    thanks Trinity! You are right about the way I sound. Why does he tell me he is doing drugs in there? I am sure there are inmates that have prescriptions they are not taking. Probably my difficult child is paying them out of his canteen money. I cant keep doing this - I always get the same results.
  18. DammitJanet

    DammitJanet Well-Known Member Staff Member

    They do get drugs in there...there are crooked guards, other prisoners sneak them in, etc. The list can be endless about how they get them. I still dont understand the idea about you taking in an outside rx of xanax but maybe your jail allows that...none that I have ever heard of would. All that I have heard of or had contact with would require him to see their doctor and get the script.

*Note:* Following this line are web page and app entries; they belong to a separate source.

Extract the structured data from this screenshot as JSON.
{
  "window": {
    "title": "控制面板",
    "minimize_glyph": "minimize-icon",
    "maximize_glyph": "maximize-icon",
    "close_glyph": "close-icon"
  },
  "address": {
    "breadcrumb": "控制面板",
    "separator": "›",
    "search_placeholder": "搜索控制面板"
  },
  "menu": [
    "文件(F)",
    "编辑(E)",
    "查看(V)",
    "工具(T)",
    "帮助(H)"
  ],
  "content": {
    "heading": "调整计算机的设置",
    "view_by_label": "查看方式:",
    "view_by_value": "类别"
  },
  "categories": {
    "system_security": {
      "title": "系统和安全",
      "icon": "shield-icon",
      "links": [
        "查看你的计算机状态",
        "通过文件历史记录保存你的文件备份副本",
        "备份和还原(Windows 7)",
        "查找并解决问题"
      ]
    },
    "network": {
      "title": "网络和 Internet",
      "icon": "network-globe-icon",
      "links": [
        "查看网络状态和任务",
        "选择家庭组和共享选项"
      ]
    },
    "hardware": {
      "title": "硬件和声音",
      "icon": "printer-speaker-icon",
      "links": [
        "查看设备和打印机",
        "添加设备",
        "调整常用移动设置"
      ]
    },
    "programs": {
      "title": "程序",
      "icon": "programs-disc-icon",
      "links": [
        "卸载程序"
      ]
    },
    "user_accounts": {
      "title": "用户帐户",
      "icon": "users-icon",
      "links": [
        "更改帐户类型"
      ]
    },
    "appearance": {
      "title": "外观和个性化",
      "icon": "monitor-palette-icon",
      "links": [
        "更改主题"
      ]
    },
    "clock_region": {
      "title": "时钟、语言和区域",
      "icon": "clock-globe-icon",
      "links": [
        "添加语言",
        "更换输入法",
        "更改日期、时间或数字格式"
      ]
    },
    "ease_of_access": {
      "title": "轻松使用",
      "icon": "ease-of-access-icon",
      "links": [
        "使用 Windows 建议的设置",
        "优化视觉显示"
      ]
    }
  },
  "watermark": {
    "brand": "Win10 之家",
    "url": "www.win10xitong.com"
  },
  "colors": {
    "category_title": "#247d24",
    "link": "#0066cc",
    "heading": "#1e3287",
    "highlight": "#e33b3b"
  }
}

    Im going to say something here and it may sound odd coming from me after what I have done with my son and bailing him out...DONT DO IT! Dont even consider it! I wouldnt do it again on a bet. I am so regretting the fact that I even fell for his pleas. No he hasnt jumped bail but he hasnt learned a darn thing about what happens when you act stupid and do stupid things. In other words...he still thinks the world revolves around him and he can act like a jerk and its ok. He has no (whats the word?) about what his actions have on other people. He just doesnt get it and I dont think he will until he is forced to come face to face with some harsh consequences. Maybe not even then but I wouldnt save him again on a bet. He has broken the law several times since he got out and I am just waiting for them to come pick him up. I know a neighbor has taken out papers on him for property damage. He got mad at this neighbor for her dog attacking keyana and the neighbor yelling at the baby...which was all normal and fine...he could be mad and yell at her and say she couldnt see the baby again...what was wrong was to break the womans window! You cant do that sort of thing and he sees nothing wrong with his reaction to what happened! I cant understand it.

    Oh well...leave your son to learn. It doesnt help to save them. I have had to learn that. No matter how hard I have tried to help mine he keeps making the same mistakes time after time.
  19. Scent of Cedar II

    Scent of Cedar II New Member

    When I began changing my responses to our difficult child, the same kinds of things happened, to the point that, when husband was out of the room, difficult child roared at me that things WOULD be the way he wanted them.

    And had husband not been the strong one then, difficult child would probably have gotten his way too, because I got popped into that fugue state that always used to happen to me when I would try to make sense out of what difficult child was saying and doing and expecting.

    He can still pop me into that shocked place.

    But that is okay, Stands. difficult child did not pop you into it far enough that you relented on paying bail.

    That's a really important measure of progress, I think.

    I don't hear anywhere in there that you empathized with your difficult child in his complaints about the kitchen, either.

    That's good, and another really important step forward for you, Stands.

    We need to remember to give ourselves a pat on the back after episodes like this. Remember back to the days when you would have been chasing after everything difficult child wanted you to do ~and remember the outcome, when you did do what he asked.

    As rough as this has been for you, you are getting stronger and seeing more clearly.

    I know it hurts, and I'm sorry, Stands.

  20. DiC

    DiC New Member

    Stands with courage, I am so sorry. One thing I can add with absolute certainty is there are drugs in prison. sometimes the access is better than on the outside. Hugs and prayers to keep you strong.:angel: